WORK INSTRUCTION → Work through the records below and copy every line that includes "this".
--- SUPPLIED RECORDS Enclosed Below ---
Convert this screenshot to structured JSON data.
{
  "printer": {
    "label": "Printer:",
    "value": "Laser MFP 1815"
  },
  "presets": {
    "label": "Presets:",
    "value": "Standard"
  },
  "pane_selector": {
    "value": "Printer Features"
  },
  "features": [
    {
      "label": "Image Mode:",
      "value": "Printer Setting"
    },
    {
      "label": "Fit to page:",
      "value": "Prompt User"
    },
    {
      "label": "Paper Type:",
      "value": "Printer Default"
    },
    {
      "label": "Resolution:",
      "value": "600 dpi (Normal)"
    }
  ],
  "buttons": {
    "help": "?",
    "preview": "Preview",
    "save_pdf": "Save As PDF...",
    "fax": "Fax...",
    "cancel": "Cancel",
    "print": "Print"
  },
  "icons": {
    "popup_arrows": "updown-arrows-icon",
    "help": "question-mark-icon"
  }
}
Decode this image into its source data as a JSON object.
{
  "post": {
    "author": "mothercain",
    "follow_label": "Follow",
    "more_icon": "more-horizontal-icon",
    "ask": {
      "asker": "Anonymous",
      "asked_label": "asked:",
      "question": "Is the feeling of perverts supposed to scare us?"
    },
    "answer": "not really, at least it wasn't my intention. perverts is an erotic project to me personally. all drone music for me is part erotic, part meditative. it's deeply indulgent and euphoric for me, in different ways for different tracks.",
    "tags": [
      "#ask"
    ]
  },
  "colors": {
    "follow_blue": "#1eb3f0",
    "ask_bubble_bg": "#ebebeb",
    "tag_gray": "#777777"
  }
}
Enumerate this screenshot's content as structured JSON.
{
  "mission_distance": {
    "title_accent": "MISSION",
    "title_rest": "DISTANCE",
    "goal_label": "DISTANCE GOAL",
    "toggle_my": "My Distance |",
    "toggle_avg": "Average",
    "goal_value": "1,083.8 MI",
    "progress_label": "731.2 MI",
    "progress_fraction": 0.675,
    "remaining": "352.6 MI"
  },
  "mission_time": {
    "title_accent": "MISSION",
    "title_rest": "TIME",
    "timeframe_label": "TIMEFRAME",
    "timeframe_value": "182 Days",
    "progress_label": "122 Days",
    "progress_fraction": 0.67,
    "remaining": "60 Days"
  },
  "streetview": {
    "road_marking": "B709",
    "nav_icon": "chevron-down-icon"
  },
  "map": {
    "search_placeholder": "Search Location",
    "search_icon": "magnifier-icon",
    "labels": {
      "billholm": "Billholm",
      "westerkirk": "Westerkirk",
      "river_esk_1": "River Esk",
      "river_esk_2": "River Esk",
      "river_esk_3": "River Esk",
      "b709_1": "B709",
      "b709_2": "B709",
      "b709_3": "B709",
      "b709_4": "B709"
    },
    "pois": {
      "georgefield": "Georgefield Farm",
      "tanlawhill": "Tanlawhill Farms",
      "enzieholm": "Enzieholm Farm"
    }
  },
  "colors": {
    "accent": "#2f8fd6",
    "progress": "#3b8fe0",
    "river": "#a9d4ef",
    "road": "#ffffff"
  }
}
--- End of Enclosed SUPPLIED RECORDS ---
ANSWER TO THE PROBLEM →
Convert this screenshot to structured JSON data.
Decode this image into its source data as a JSON object.
Enumerate this screenshot's content as structured JSON.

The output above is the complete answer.